Among the following entries, how many lines hold the string "Prevented"? State only the number.

[Data under study Boundary: Start]

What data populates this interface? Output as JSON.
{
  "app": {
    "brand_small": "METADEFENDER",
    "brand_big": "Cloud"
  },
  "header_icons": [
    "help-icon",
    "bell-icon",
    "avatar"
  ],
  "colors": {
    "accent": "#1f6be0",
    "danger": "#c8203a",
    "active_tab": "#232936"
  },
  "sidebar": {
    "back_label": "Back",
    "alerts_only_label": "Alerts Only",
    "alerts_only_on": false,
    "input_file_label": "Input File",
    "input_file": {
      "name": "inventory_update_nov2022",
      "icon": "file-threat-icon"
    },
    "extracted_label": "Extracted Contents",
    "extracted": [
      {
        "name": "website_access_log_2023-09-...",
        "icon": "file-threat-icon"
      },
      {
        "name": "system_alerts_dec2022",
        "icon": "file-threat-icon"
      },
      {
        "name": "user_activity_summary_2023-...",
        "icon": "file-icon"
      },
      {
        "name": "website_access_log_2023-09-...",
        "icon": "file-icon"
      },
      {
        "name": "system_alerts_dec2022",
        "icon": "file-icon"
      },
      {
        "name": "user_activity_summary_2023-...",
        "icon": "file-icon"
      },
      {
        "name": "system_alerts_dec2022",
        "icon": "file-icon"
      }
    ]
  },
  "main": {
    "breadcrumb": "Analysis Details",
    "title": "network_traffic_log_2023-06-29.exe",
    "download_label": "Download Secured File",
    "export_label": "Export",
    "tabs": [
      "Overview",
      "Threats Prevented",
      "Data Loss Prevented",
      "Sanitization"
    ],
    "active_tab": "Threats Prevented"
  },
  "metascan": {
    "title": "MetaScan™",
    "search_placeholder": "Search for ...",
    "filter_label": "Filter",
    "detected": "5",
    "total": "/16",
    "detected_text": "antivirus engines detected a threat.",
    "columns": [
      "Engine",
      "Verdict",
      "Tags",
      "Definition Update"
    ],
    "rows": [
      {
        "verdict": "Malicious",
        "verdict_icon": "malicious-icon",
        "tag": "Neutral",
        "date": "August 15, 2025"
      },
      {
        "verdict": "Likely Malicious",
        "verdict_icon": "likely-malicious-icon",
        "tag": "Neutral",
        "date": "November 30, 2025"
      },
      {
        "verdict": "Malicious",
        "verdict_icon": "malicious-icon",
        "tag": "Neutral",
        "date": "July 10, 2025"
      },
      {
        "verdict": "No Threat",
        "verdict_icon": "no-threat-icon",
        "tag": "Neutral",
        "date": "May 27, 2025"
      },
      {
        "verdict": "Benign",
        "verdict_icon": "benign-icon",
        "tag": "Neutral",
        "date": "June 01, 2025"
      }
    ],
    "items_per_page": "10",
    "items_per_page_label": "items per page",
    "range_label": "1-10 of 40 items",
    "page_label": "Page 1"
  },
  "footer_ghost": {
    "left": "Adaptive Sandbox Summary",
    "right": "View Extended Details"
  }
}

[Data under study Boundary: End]

Final answer:
3